» Exercise prompt
Please repeat exactly the lines from the one containing "Transcribe this image's" to the end of the entries below, both included, and omit all pictures.

» Supplied material
* * * * *

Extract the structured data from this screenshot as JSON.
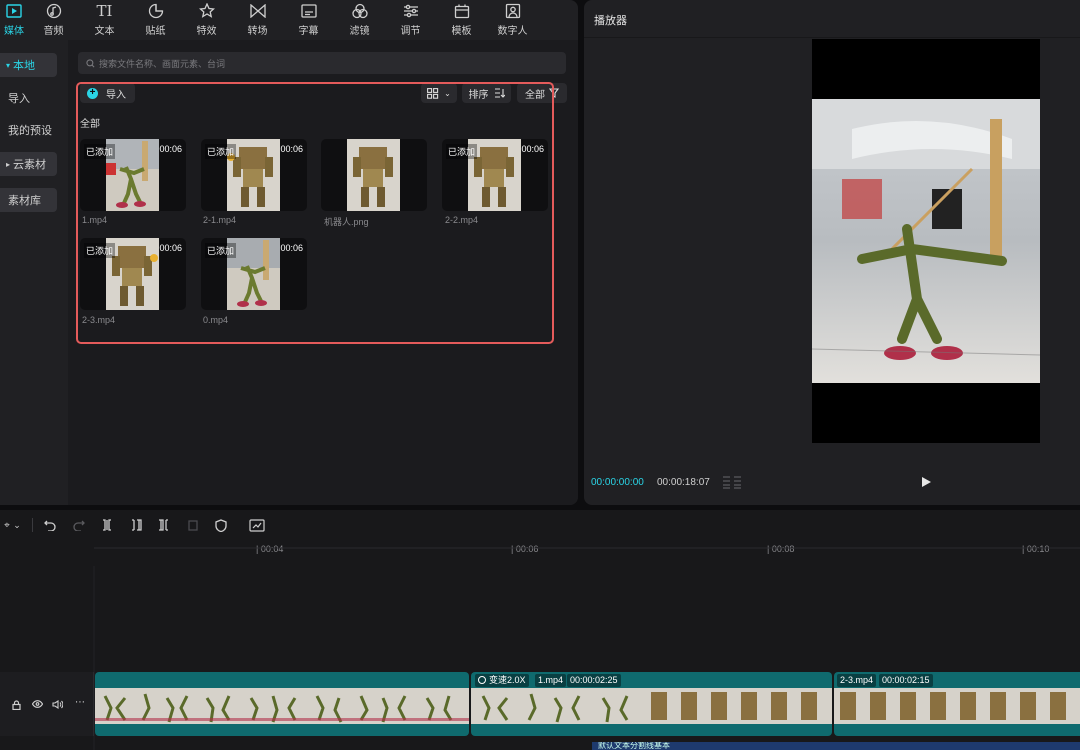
{
  "toolbar": {
    "items": [
      {
        "label": "媒体",
        "icon": "media-icon"
      },
      {
        "label": "音频",
        "icon": "audio-icon"
      },
      {
        "label": "文本",
        "icon": "text-icon"
      },
      {
        "label": "贴纸",
        "icon": "sticker-icon"
      },
      {
        "label": "特效",
        "icon": "effects-icon"
      },
      {
        "label": "转场",
        "icon": "transition-icon"
      },
      {
        "label": "字幕",
        "icon": "subtitle-icon"
      },
      {
        "label": "滤镜",
        "icon": "filter-icon"
      },
      {
        "label": "调节",
        "icon": "adjust-icon"
      },
      {
        "label": "模板",
        "icon": "template-icon"
      },
      {
        "label": "数字人",
        "icon": "digital-human-icon"
      }
    ],
    "accent": "#2ad4e6"
  },
  "sidenav": {
    "items": [
      {
        "label": "本地"
      },
      {
        "label": "导入"
      },
      {
        "label": "我的预设"
      },
      {
        "label": "云素材"
      },
      {
        "label": "素材库"
      }
    ]
  },
  "media": {
    "search_placeholder": "搜索文件名称、画面元素、台词",
    "import_label": "导入",
    "sort_label": "排序",
    "filter_label": "全部",
    "section_label": "全部",
    "added_badge": "已添加",
    "cards": [
      {
        "name": "1.mp4",
        "duration": "00:06",
        "added": true
      },
      {
        "name": "2-1.mp4",
        "duration": "00:06",
        "added": true
      },
      {
        "name": "机器人.png",
        "duration": "",
        "added": false
      },
      {
        "name": "2-2.mp4",
        "duration": "00:06",
        "added": true
      },
      {
        "name": "2-3.mp4",
        "duration": "00:06",
        "added": true
      },
      {
        "name": "0.mp4",
        "duration": "00:06",
        "added": true
      }
    ]
  },
  "player": {
    "title": "播放器",
    "current_time": "00:00:00:00",
    "total_time": "00:00:18:07"
  },
  "timeline": {
    "ticks": [
      "| 00:04",
      "| 00:06",
      "| 00:08",
      "| 00:10"
    ],
    "clips": [
      {
        "speed": "变速2.0X",
        "name": "1.mp4",
        "duration": "00:00:02:25"
      },
      {
        "name": "2-3.mp4",
        "duration": "00:00:02:15"
      }
    ],
    "bottom_clip_text": "默认文本分割线基本"
  }
}
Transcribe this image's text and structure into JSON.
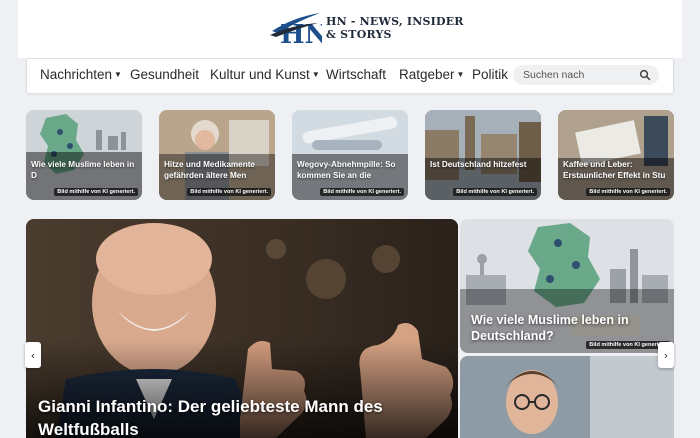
{
  "site": {
    "logo_letters": "HN",
    "logo_line1": "HN - NEWS, INSIDER",
    "logo_line2": "& STORYS"
  },
  "nav": {
    "items": [
      {
        "label": "Nachrichten",
        "has_dropdown": true
      },
      {
        "label": "Gesundheit",
        "has_dropdown": false
      },
      {
        "label": "Kultur und Kunst",
        "has_dropdown": true
      },
      {
        "label": "Wirtschaft",
        "has_dropdown": false
      },
      {
        "label": "Ratgeber",
        "has_dropdown": true
      },
      {
        "label": "Politik",
        "has_dropdown": false
      }
    ],
    "search_placeholder": "Suchen nach"
  },
  "cards": [
    {
      "title": "Wie viele Muslime leben in D",
      "badge": "Bild mithilfe von KI generiert."
    },
    {
      "title": "Hitze und Medikamente gefährden ältere Men",
      "badge": "Bild mithilfe von KI generiert."
    },
    {
      "title": "Wegovy-Abnehmpille: So kommen Sie an die",
      "badge": "Bild mithilfe von KI generiert."
    },
    {
      "title": "Ist Deutschland hitzefest",
      "badge": "Bild mithilfe von KI generiert."
    },
    {
      "title": "Kaffee und Leber: Erstaunlicher Effekt in Stu",
      "badge": "Bild mithilfe von KI generiert."
    }
  ],
  "hero": {
    "title": "Gianni Infantino: Der geliebteste Mann des Weltfußballs"
  },
  "side": {
    "title": "Wie viele Muslime leben in Deutschland?",
    "badge": "Bild mithilfe von KI generiert."
  },
  "controls": {
    "prev": "‹",
    "next": "›"
  },
  "colors": {
    "accent_blue": "#1d4f8c",
    "dark_navy": "#1f2a3a",
    "map_green": "#6aa88a"
  }
}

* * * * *

» Answer to this exercise
Transcribe this image's text and structure into JSON.
{
  "site": {
    "logo_letters": "HN",
    "logo_line1": "HN - NEWS, INSIDER",
    "logo_line2": "& STORYS"
  },
  "nav": {
    "items": [
      {
        "label": "Nachrichten",
        "has_dropdown": true
      },
      {
        "label": "Gesundheit",
        "has_dropdown": false
      },
      {
        "label": "Kultur und Kunst",
        "has_dropdown": true
      },
      {
        "label": "Wirtschaft",
        "has_dropdown": false
      },
      {
        "label": "Ratgeber",
        "has_dropdown": true
      },
      {
        "label": "Politik",
        "has_dropdown": false
      }
    ],
    "search_placeholder": "Suchen nach"
  },
  "cards": [
    {
      "title": "Wie viele Muslime leben in D",
      "badge": "Bild mithilfe von KI generiert."
    },
    {
      "title": "Hitze und Medikamente gefährden ältere Men",
      "badge": "Bild mithilfe von KI generiert."
    },
    {
      "title": "Wegovy-Abnehmpille: So kommen Sie an die",
      "badge": "Bild mithilfe von KI generiert."
    },
    {
      "title": "Ist Deutschland hitzefest",
      "badge": "Bild mithilfe von KI generiert."
    },
    {
      "title": "Kaffee und Leber: Erstaunlicher Effekt in Stu",
      "badge": "Bild mithilfe von KI generiert."
    }
  ],
  "hero": {
    "title": "Gianni Infantino: Der geliebteste Mann des Weltfußballs"
  },
  "side": {
    "title": "Wie viele Muslime leben in Deutschland?",
    "badge": "Bild mithilfe von KI generiert."
  },
  "controls": {
    "prev": "‹",
    "next": "›"
  },
  "colors": {
    "accent_blue": "#1d4f8c",
    "dark_navy": "#1f2a3a",
    "map_green": "#6aa88a"
  }
}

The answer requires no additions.